One can also have doublets consisting of a combination of the above rules. Let me add two new variations for the fun of it. The first is to alternate between adding and subtracting letters. So, if you add a letter to one link, then you must subtract a letter from the link you have constructed to create the link after it.
17. Change LEVER to VEER with four links, using the above rules.
18. Change STOP to PEN with four links, also using the above rules.
A second variation is to provide a synonym or antonym for a link (no matter how many letters you produce in the process). For example, a synonym for BAD is EVIL and an antonym for EVIL is GOOD. So, this part of the word ladder would look like this: BAD-evil-good. You are not told how many of each type (synonym or antonym) are required or in what order. These are tough!
19. Change TALL to CHILD with four links by using a synonym or antonym at a step, as required.
20. Change BRIGHT to SMOOTH with four links again by using a synonym or antonym at a step, as required.

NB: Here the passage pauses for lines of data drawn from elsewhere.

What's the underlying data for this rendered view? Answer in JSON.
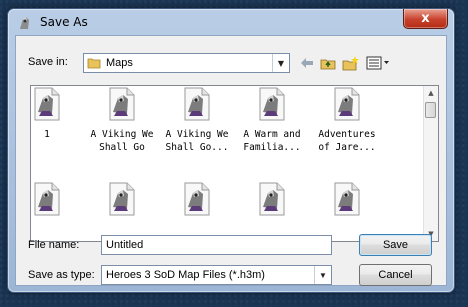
{
  "window": {
    "title": "Save As",
    "close_glyph": "x"
  },
  "toolbar": {
    "save_in_label": "Save in:",
    "save_in_value": "Maps",
    "buttons": [
      "back-arrow-icon",
      "up-folder-icon",
      "new-folder-icon",
      "view-menu-icon"
    ]
  },
  "files": [
    {
      "name": "1"
    },
    {
      "name": "A Viking We\nShall Go"
    },
    {
      "name": "A Viking We\nShall Go..."
    },
    {
      "name": "A Warm and\nFamilia..."
    },
    {
      "name": "Adventures\nof Jare..."
    },
    {
      "name": ""
    },
    {
      "name": ""
    },
    {
      "name": ""
    },
    {
      "name": ""
    },
    {
      "name": ""
    }
  ],
  "file_name": {
    "label": "File name:",
    "value": "Untitled"
  },
  "save_as_type": {
    "label": "Save as type:",
    "value": "Heroes 3 SoD Map Files (*.h3m)"
  },
  "buttons": {
    "save": "Save",
    "cancel": "Cancel"
  },
  "colors": {
    "close_red": "#c7412c",
    "frame_blue": "#9db6d6",
    "desktop": "#1b3554"
  }
}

As a final word on doublets, I would like to suggest that solving them will give the verbal areas of the brain a veritable workout. The reason I believe this to be the case is that a solution entails knowledge of both word structure and semantics. The main semantic process involved is word association and, thus, recall, which is a powerful form of brain-activating thinking, at least as I read the relevant research. We are of course faced with the usual problem of trying to understand or explain how the research translates into benefits through puzzle-solving. The way I look at it is that puzzles such as the doublet can only be beneficial to overall brain health. As one's semantic memory begins to wane through the aging process, giving the semantic parts of the brain a puzzle workout can only be advantageous. You can get more doublet puzzles at wordchains.com and you can even download a program to help you create your own puzzles at ihsan.biz/word.html#wordladderDesc.
1. APE-apt-opt-oat-mat-MAN (This is Howard Gardner's solution; Carroll's solution had five links.)
4. ONE-ope (poetic form of "open")-opt-out-tut-tot-too-TWO
5. BLACK-blank-blink-clink-chink-chine (an animal backbone)-whine-WHITE
6. GRASS-crass-cress (a plant of the cabbage family)-tress-trees-treed-greed-GREEN
9. WITCH-winch (lifting device)-wench-tench (a freshwater fish of the minnow family)-tenth-tents-tints-tilts-tills-fills-falls-fails-fairs-FAIRY
10. HATE-have (new letter)-hive (new letter)-live (new letter)-VEIL (rearrangement)
17. LEVER-ever (subtract "l")-every (add "y")-very (subtract the first "e")-veery (add "e") (a woodland thrush)-VEER (subtract "y")
18. STOP-top (subtract "s")-tope (add "e") (a small grayish shark)-ope (subtract "t") (poetic form for "open")-open (add "n")-PEN (subtract "o")
19. TALL-short (antonym for "tall")-little (synonym for "short")-big (antonym for "little")-adult (synonym for "big")-CHILD (antonym for "adult")
20. BRIGHT-dull (antonym for "bright")-sharp (antonym for "dull")-blunt (antonym for "sharp")-flat (synonym for "blunt")-SMOOTH (synonym for "flat")